Kellee Moye of Unleashing Readers and Jen Vincent of Teach Mentor Texts decided to give Kathryn’s (at Book Date) “It’s Monday! What Are You Reading?” meme a kidlit focus, reviewing books in children’s literature (picture books, chapter books, middle grade novels, young adult novels, or anything in the world of kidlit). If you enjoy this type of reading, join us every Monday!
Blood Water Paint
March 6, 2018
Dutton Books for Young Readers
I sometimes go into a book knowing very little about the story line. I mean, I’ll hear it’s really good, read a summary, and I’ll add it to my list. But then when it’s time to check it out and read it, I often just start reading without reviewing the synopsis. And that’s exactly what happened with this book. So it was intensely sobering once I realized what was happening.
“When a women risks her place, her very life, to speak a truth the world despises, believe her. Always.”
Briefly, this book is based on the real Artemisia Gentileschi, an extremely talented painter from the 1600s. Her story is beautifully woven within the stories her late mother used to tell her of Judith and Susanna.

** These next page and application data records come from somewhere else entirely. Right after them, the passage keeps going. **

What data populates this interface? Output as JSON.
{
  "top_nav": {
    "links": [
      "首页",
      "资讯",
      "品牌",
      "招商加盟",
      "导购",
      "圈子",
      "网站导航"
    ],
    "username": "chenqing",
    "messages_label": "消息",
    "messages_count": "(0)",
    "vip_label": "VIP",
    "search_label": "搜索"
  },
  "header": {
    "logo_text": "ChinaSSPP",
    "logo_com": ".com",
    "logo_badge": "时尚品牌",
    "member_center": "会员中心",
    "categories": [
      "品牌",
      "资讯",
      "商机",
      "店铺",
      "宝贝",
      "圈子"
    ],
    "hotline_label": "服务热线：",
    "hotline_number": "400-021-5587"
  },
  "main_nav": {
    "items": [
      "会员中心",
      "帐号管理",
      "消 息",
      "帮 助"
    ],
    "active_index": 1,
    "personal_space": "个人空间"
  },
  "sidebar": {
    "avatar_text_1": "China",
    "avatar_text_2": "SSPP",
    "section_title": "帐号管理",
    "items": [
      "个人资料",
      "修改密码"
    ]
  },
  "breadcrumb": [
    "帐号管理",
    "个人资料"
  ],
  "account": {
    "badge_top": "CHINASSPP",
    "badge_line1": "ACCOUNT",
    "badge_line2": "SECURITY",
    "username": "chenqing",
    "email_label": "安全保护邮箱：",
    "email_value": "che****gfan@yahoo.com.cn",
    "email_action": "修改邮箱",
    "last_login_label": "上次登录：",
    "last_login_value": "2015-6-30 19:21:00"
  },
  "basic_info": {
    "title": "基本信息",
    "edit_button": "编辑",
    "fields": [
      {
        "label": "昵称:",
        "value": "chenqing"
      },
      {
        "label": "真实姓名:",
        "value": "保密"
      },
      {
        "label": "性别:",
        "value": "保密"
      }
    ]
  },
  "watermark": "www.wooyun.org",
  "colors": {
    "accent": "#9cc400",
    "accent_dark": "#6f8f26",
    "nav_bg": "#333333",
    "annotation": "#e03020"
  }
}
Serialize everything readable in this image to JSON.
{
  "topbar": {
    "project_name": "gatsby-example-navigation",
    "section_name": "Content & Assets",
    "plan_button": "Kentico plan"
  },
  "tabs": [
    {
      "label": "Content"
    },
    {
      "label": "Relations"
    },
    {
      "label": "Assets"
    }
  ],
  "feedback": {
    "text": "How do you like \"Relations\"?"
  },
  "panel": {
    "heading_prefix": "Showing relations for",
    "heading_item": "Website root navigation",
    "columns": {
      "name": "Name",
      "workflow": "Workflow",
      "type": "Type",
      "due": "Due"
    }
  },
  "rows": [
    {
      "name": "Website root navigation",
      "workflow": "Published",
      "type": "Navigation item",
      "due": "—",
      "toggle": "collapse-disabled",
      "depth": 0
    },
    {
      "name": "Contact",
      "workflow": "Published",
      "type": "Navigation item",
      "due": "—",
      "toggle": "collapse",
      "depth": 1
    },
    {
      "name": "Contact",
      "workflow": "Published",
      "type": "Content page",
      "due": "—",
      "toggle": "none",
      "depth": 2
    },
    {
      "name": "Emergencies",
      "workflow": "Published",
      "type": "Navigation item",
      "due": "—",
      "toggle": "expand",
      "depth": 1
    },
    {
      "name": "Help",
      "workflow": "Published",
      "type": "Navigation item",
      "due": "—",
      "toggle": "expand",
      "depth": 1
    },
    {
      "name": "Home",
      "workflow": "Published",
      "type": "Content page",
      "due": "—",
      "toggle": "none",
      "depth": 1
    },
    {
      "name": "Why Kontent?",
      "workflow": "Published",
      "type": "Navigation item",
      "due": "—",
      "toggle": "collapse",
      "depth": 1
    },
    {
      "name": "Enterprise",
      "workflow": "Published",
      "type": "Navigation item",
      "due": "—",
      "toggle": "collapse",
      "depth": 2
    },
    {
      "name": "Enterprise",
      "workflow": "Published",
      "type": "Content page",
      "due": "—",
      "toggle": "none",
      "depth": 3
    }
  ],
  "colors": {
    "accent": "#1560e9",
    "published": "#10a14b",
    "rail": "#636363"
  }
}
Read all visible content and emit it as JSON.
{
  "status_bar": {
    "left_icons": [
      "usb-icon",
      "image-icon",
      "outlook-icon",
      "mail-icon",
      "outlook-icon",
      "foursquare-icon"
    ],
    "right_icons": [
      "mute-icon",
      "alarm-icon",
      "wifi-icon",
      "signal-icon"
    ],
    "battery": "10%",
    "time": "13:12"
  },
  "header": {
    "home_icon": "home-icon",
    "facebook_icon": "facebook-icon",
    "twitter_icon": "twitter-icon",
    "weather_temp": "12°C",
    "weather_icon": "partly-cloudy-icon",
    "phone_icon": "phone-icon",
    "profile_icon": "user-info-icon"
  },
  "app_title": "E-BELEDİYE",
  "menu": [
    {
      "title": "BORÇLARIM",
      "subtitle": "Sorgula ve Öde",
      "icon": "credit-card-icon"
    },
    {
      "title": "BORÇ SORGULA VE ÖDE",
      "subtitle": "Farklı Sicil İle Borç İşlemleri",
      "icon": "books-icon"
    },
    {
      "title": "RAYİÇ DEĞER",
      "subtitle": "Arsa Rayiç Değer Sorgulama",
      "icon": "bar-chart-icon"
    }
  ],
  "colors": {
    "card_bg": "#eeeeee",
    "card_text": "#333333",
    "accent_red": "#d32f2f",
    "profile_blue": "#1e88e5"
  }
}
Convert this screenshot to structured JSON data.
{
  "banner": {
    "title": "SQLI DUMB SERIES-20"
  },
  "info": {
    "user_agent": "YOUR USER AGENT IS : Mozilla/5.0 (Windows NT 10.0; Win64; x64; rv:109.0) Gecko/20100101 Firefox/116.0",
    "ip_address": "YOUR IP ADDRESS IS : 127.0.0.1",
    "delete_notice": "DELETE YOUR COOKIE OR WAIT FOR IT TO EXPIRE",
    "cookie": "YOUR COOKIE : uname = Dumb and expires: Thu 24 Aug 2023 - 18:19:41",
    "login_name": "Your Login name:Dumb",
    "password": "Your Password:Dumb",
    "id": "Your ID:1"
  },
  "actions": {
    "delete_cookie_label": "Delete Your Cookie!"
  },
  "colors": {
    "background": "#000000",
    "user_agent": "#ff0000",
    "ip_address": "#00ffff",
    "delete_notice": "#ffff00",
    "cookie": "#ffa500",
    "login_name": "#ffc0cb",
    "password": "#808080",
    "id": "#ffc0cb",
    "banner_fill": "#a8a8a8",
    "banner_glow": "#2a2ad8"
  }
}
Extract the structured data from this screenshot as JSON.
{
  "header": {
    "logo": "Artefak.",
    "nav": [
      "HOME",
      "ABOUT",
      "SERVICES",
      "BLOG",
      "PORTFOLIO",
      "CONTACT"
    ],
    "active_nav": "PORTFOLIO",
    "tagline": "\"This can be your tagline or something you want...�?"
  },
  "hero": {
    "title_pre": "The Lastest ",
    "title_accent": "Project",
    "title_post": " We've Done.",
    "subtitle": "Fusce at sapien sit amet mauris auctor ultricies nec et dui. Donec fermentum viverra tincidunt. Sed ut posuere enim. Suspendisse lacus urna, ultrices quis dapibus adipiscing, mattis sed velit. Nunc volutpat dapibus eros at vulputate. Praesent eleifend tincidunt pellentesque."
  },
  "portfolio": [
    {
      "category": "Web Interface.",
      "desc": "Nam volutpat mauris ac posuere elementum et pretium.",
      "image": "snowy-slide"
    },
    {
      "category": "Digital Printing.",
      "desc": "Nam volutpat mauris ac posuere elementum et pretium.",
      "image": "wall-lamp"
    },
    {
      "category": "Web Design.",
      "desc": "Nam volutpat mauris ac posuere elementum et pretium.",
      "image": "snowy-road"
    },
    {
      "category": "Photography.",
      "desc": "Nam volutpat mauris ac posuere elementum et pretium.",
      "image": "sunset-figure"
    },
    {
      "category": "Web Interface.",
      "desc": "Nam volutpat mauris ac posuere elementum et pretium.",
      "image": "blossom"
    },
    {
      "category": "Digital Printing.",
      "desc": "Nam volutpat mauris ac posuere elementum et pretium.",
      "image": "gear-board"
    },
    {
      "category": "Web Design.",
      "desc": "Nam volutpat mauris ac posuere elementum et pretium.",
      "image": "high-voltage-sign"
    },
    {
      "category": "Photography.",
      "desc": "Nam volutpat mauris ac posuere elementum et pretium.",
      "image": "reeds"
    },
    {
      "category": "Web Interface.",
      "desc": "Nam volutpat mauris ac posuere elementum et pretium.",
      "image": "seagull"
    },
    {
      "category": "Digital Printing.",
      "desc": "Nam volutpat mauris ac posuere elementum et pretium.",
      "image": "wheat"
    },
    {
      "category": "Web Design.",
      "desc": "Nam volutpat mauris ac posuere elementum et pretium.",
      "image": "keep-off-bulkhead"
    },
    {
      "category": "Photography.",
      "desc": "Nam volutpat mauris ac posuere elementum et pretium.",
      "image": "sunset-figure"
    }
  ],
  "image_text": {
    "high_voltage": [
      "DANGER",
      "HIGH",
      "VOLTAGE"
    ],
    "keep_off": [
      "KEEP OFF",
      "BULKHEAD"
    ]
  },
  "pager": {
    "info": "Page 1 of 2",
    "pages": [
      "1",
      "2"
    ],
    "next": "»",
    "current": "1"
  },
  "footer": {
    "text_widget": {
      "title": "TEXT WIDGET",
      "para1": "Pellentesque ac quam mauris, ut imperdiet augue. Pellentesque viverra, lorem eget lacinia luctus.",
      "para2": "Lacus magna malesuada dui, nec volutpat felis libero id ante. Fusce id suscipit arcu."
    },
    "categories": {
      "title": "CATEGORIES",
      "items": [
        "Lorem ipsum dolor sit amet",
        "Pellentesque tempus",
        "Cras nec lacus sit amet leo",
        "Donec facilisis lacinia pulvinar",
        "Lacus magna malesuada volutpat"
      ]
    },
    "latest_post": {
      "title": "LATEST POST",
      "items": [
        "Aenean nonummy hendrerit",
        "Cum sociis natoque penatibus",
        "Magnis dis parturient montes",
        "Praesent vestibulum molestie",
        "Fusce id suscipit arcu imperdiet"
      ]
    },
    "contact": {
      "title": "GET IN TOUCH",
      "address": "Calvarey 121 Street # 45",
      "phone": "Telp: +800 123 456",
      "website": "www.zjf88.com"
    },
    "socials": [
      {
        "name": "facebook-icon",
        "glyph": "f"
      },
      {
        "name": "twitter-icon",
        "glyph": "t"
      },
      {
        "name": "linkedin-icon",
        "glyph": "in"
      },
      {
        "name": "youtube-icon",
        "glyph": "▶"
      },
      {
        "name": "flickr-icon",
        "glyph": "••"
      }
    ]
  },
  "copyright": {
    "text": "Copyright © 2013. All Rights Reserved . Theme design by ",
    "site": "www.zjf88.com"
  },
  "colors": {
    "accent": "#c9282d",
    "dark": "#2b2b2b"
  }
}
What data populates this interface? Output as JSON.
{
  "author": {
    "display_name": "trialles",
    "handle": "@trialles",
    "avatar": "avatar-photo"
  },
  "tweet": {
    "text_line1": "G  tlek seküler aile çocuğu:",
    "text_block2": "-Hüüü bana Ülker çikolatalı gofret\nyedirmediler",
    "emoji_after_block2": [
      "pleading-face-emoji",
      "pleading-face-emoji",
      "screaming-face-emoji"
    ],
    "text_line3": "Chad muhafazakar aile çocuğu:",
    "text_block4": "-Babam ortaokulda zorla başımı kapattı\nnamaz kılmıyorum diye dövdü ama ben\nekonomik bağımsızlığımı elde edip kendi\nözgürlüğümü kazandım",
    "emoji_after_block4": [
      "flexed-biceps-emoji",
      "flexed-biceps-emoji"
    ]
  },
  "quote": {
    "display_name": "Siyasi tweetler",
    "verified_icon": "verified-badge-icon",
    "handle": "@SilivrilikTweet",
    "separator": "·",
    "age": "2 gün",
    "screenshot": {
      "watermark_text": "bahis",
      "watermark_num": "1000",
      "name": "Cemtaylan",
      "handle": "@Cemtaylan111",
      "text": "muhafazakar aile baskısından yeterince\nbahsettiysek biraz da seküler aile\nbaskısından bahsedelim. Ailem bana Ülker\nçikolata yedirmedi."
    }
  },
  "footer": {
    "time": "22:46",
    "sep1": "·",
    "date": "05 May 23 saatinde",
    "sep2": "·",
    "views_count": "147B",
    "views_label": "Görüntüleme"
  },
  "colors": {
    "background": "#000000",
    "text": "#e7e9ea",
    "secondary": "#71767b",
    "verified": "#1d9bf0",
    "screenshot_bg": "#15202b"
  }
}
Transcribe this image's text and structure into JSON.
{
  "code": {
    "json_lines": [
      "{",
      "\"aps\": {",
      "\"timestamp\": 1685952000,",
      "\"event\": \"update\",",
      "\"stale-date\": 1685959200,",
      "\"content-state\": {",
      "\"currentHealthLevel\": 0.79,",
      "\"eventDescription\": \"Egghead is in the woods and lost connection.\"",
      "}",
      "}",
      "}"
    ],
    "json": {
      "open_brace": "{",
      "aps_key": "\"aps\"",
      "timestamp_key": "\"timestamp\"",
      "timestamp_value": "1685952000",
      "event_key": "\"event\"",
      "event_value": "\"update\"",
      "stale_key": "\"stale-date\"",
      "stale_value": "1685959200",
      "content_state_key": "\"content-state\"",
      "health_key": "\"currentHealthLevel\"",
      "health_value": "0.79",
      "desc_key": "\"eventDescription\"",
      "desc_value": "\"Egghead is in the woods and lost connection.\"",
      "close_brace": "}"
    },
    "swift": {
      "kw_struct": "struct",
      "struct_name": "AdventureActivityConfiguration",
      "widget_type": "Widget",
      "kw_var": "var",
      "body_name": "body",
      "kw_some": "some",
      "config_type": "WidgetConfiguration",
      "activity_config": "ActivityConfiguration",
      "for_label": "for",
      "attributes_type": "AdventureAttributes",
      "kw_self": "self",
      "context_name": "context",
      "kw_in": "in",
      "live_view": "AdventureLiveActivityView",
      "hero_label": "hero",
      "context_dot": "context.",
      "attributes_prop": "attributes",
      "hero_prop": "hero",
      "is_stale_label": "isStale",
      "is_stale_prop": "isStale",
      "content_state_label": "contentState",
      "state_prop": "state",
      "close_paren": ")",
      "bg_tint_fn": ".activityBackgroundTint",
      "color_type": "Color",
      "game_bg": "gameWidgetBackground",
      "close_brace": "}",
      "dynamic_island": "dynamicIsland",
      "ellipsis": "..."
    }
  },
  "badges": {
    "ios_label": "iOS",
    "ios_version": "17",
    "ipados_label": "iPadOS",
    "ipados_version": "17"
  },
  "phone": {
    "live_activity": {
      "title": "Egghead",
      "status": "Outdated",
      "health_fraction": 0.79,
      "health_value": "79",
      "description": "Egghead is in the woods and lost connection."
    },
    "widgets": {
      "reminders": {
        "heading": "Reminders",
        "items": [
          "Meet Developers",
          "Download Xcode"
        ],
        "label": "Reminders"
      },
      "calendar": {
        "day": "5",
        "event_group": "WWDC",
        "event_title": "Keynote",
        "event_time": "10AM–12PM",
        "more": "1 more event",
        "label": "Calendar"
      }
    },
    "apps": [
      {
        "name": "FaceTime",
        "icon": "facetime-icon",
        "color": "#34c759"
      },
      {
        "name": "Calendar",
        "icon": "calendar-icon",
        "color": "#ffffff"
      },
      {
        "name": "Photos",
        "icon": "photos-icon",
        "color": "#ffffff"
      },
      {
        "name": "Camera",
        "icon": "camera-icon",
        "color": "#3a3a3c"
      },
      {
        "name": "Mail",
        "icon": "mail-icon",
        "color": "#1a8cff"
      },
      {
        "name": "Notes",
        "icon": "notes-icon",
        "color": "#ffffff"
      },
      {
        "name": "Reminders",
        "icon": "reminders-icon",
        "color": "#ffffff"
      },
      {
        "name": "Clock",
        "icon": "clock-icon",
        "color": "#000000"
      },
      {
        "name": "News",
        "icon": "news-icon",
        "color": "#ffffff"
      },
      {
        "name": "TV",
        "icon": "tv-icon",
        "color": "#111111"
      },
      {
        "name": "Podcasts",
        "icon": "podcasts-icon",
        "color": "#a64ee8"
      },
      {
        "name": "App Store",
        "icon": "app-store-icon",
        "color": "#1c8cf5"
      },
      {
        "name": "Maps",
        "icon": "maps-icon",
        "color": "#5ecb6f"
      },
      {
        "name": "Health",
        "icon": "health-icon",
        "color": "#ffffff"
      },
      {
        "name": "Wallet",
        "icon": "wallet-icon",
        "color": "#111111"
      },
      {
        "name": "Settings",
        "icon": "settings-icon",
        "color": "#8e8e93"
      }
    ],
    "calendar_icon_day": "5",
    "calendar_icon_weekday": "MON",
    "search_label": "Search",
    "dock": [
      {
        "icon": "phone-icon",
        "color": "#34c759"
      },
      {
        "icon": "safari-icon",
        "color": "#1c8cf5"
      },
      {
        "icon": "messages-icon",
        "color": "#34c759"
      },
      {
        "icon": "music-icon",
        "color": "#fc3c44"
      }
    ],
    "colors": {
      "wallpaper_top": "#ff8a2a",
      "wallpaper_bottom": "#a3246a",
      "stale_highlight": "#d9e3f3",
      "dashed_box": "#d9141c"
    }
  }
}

Artemisia is working in a man’s world, secretly, and being used for her talents (without credit). The plot builds and there’s a period of time where things feel utterly hopeless.
“If I thought women would show compassion simply because we share a place in this world, I was a fool. I am a fool.”
But sometimes courage comes in the most unusual moments — and support from those you least expect. Written in verse, these stories speak of injustices done to women over the centuries, while simultaneously showcasing the beauty, power, and bravery of women. It’s an intense read that I have a feeling I will return to in the future.
Trigger/Content Warning: Sexual assault, violence, murder. The end of this book has an important afterword that discusses and shares resources for survivors of sexual violence. I adore the fact that this book ends with:
“You’re not alone.”
(Series: Track #3)
April 10, 2018
Atheneum/Caitlyn Dlouhy Books
I definitely liked both Ghost and Patina, but Sunny is quite… special. It’s my favorite (shhhh! Don’t tell Ghost or Patty!). Just thinking about it makes me want to giggle, but it also brings a lump to my throat.
This whole book is a diary, so Sunny is not held to any writing rules. In fact, there are moments when his prose slides into poetry.
Gramps said running is moving.
I said, no, dancing is.
Gramp’s face turned into a question mark.
And mine, into a period.
Sunny is homeschooled and learns things authentically (measuring out recipes, etc.) while not being confined to a desk. But he also bears the weight of the world because of his late mother (and his father’s grief). And so there are things he must face and action he must take to stand up for himself. Since it’s written as a personal diary, Sunny’s inner voice feels so strong and authentic. I can see him struggling to sort through his thoughts and put down his feelings, by hand.
He’d busted out laughing. Like, laughing laughing. I don’t remember the last time I heard him laugh, and I definitely don’t think I’ve ever heard him laugh that loud, and for that long. It actually sounded kind of painful. Like a bad cough. Like hacking and hacking and hacking up something he’d been choking on for a long time.
The quote, above, came after a series of events that started out super sad followed by super funny. I wanted to remember this moment because I SO needed to laugh at that point. It felt like a heavy rain on the hottest day of the summer — such sweet relief. If you haven’t yet read this book, I hope you can find a copy and dig in SOON.
Dory Fantasmagory: Head in the Clouds
(Series: Dory Fantasmagory #4)
March 6, 2018
I had never read any Dory Fantasmagory before this week. *gasp* Judging by the book covers, I always assumed these were 32-paged children’s picture books. I was wrong. LOL Thankfully, it wasn’t too difficult to squeeze in these 470 pages of reading (three books), because once you start a Dory book they’re SO difficult to put down. I really don’t think there’s anything someone could have said to fully prepare me for Dory Fantasmagory (including comparing her to Junie B. Jones, as many do). But what exciting imagination and fun-loving adventures await any children (and adults!) who dive into these books. They’ve won a number of awards and honors, including a Cybil award, being named an American Library Association Notable Book, and all four books in the series are Junior Library Guild selections. Also worth noting is that Abby Hanlon is a first grade teacher and she taught herself to draw after not having drawn since childhood. Impressive!
To Be Read:
My mom is having knee replacement surgery tomorrow, so I’m taking my daughters and flying across the country to be with her during her initial recovery week (while my husband stays home with our three sons). I’m not sure how much time I’ll have to read or blog, but I hope to finish up A Reaper at the Gates and start on a couple ARCs. We’ll see… 🙂
Thanks for visiting. I look forward to reading your comments and visiting your blogs!